BEGIN THE RECORDS

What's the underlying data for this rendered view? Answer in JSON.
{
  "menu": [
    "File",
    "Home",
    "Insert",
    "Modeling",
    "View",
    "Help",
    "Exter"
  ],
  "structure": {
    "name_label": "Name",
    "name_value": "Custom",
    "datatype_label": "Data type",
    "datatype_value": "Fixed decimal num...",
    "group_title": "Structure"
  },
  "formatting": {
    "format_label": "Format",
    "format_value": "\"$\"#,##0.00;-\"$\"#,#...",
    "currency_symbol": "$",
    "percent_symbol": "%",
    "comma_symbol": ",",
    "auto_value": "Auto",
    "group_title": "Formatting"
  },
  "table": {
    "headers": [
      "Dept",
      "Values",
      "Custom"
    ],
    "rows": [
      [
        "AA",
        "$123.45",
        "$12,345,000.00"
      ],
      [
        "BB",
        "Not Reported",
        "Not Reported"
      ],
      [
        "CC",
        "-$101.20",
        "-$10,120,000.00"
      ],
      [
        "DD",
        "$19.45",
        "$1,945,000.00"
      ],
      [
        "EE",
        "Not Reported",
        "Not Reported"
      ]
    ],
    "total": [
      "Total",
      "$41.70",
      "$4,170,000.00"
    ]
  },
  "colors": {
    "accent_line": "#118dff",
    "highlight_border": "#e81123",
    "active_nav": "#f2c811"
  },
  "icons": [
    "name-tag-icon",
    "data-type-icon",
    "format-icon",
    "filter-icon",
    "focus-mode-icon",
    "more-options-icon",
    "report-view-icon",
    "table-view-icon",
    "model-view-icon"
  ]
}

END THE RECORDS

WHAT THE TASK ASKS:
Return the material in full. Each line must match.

EXERCISE OUTPUT:
What's the underlying data for this rendered view? Answer in JSON.
{
  "menu": [
    "File",
    "Home",
    "Insert",
    "Modeling",
    "View",
    "Help",
    "Exter"
  ],
  "structure": {
    "name_label": "Name",
    "name_value": "Custom",
    "datatype_label": "Data type",
    "datatype_value": "Fixed decimal num...",
    "group_title": "Structure"
  },
  "formatting": {
    "format_label": "Format",
    "format_value": "\"$\"#,##0.00;-\"$\"#,#...",
    "currency_symbol": "$",
    "percent_symbol": "%",
    "comma_symbol": ",",
    "auto_value": "Auto",
    "group_title": "Formatting"
  },
  "table": {
    "headers": [
      "Dept",
      "Values",
      "Custom"
    ],
    "rows": [
      [
        "AA",
        "$123.45",
        "$12,345,000.00"
      ],
      [
        "BB",
        "Not Reported",
        "Not Reported"
      ],
      [
        "CC",
        "-$101.20",
        "-$10,120,000.00"
      ],
      [
        "DD",
        "$19.45",
        "$1,945,000.00"
      ],
      [
        "EE",
        "Not Reported",
        "Not Reported"
      ]
    ],
    "total": [
      "Total",
      "$41.70",
      "$4,170,000.00"
    ]
  },
  "colors": {
    "accent_line": "#118dff",
    "highlight_border": "#e81123",
    "active_nav": "#f2c811"
  },
  "icons": [
    "name-tag-icon",
    "data-type-icon",
    "format-icon",
    "filter-icon",
    "focus-mode-icon",
    "more-options-icon",
    "report-view-icon",
    "table-view-icon",
    "model-view-icon"
  ]
}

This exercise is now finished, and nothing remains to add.